McFadden, Michael S.
The separation of species into subspecies has been debated and its usefulness is unclear. Subspecific classifications may be an aid to identification by taxonomists, or misapplied to incorrectly recognize organisms that may be more properly designated as species. While arguments of the species concept continue, the role of subspecies will continue to be uncertain. Newer methods for determining the relationships between taxa can be employed to examine polytypic species in which subspecies separations have been used. Mitochondrial DNA analyses were used to determine the evolutionary relationship among subspecies of Elaphe guttata withm Texas and relationships among subspecies of E. guttata m Texas, Colorado, New Mexico, Louisiana, Georgia, and Florida. Molecularsystematic analysis of the c o n snake E. guttata revealed the presence of three distinct clades; a clade composed of snakes from Florida and Georgia to the Mississippi River, a clade composed of snakes from the Mississippi River to the Austronparian Region of Texas, and a clade composed of snakes in central and south Texas extending into New Mexico and Colorado. The separations in these clades supported the current subspecific taxonomy, which is based on morphological characters. Distance measures among the clades indicate that the snakes from south and central Texas should be classified as a distinct species as recognized in 1951, and the two remaining clades should remain subspecies of E. guttata. The presence of distinct clades that agree with current morphological characters suggests, that in the case of E. guttata, subspecific taxonomic separations are useful systematic tools that describe distinct evolutionary lineages.
Corn snake, Polytypic snake, Biogeography, Species

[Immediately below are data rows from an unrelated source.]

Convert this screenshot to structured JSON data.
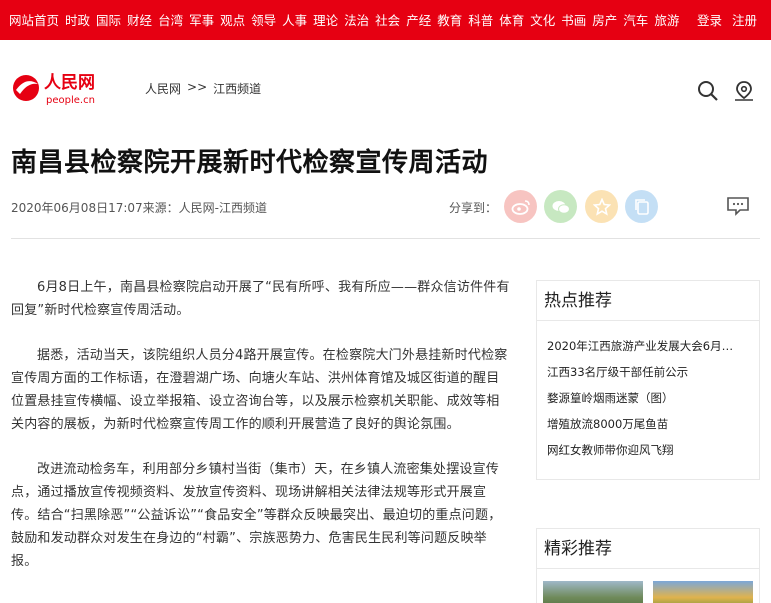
{
  "topnav": {
    "links": [
      "网站首页",
      "时政",
      "国际",
      "财经",
      "台湾",
      "军事",
      "观点",
      "领导",
      "人事",
      "理论",
      "法治",
      "社会",
      "产经",
      "教育",
      "科普",
      "体育",
      "文化",
      "书画",
      "房产",
      "汽车",
      "旅游"
    ],
    "login": "登录",
    "register": "注册"
  },
  "logo": {
    "cn": "人民网",
    "en": "people.cn"
  },
  "breadcrumb": {
    "home": "人民网",
    "sep": ">>",
    "channel": "江西频道"
  },
  "article": {
    "title": "南昌县检察院开展新时代检察宣传周活动",
    "meta": "2020年06月08日17:07来源：人民网-江西频道",
    "share_label": "分享到：",
    "paragraphs": [
      "6月8日上午，南昌县检察院启动开展了“民有所呼、我有所应——群众信访件件有回复”新时代检察宣传周活动。",
      "据悉，活动当天，该院组织人员分4路开展宣传。在检察院大门外悬挂新时代检察宣传周方面的工作标语，在澄碧湖广场、向塘火车站、洪州体育馆及城区街道的醒目位置悬挂宣传横幅、设立举报箱、设立咨询台等，以及展示检察机关职能、成效等相关内容的展板，为新时代检察宣传周工作的顺利开展营造了良好的舆论氛围。",
      "改进流动检务车，利用部分乡镇村当街（集市）天，在乡镇人流密集处摆设宣传点，通过播放宣传视频资料、发放宣传资料、现场讲解相关法律法规等形式开展宣传。结合“扫黑除恶”“公益诉讼”“食品安全”等群众反映最突出、最迫切的重点问题，鼓励和发动群众对发生在身边的“村霸”、宗族恶势力、危害民生民利等问题反映举报。"
    ]
  },
  "sidebar": {
    "hot_title": "热点推荐",
    "hot_items": [
      "2020年江西旅游产业发展大会6月…",
      "江西33名厅级干部任前公示",
      "婺源篁岭烟雨迷蒙（图）",
      "增殖放流8000万尾鱼苗",
      "网红女教师带你迎风飞翔"
    ],
    "featured_title": "精彩推荐"
  },
  "colors": {
    "brand_red": "#e60012"
  }
}
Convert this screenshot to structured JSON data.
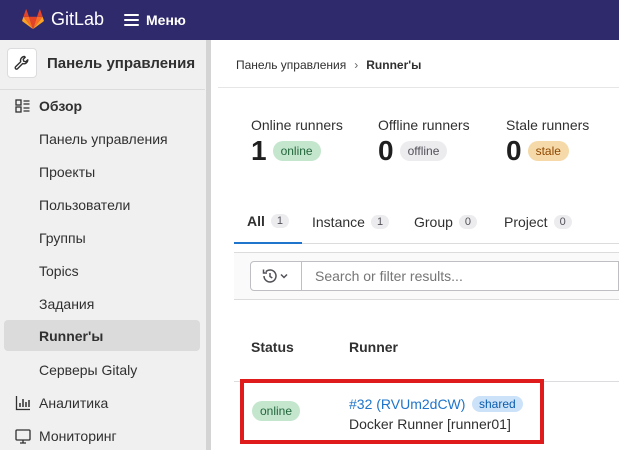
{
  "topbar": {
    "brand": "GitLab",
    "menu_label": "Меню"
  },
  "sidebar": {
    "header": "Панель управления",
    "items": [
      {
        "label": "Обзор",
        "type": "section",
        "icon": "overview-icon"
      },
      {
        "label": "Панель управления"
      },
      {
        "label": "Проекты"
      },
      {
        "label": "Пользователи"
      },
      {
        "label": "Группы"
      },
      {
        "label": "Topics"
      },
      {
        "label": "Задания"
      },
      {
        "label": "Runner'ы",
        "active": true
      },
      {
        "label": "Серверы Gitaly"
      },
      {
        "label": "Аналитика",
        "type": "section",
        "icon": "chart-icon"
      },
      {
        "label": "Мониторинг",
        "type": "section",
        "icon": "monitor-icon"
      }
    ]
  },
  "breadcrumb": {
    "root": "Панель управления",
    "current": "Runner'ы"
  },
  "stats": {
    "online": {
      "label": "Online runners",
      "count": "1",
      "badge": "online"
    },
    "offline": {
      "label": "Offline runners",
      "count": "0",
      "badge": "offline"
    },
    "stale": {
      "label": "Stale runners",
      "count": "0",
      "badge": "stale"
    }
  },
  "tabs": [
    {
      "label": "All",
      "count": "1"
    },
    {
      "label": "Instance",
      "count": "1"
    },
    {
      "label": "Group",
      "count": "0"
    },
    {
      "label": "Project",
      "count": "0"
    }
  ],
  "search": {
    "placeholder": "Search or filter results..."
  },
  "table": {
    "headers": {
      "status": "Status",
      "runner": "Runner"
    },
    "rows": [
      {
        "status": "online",
        "id": "#32 (RVUm2dCW)",
        "tag": "shared",
        "description": "Docker Runner [runner01]"
      }
    ]
  },
  "colors": {
    "topbar": "#2f2a6b",
    "link": "#1f75cb",
    "highlight": "#e01b1b"
  }
}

McFadden, M. S. (2002). <i>Systematics of the polytypic snake Elaphe guttata (serpentes: Colubridae)</i> (Unpublished thesis). Southwest Texas State University, San Marcos, Texas.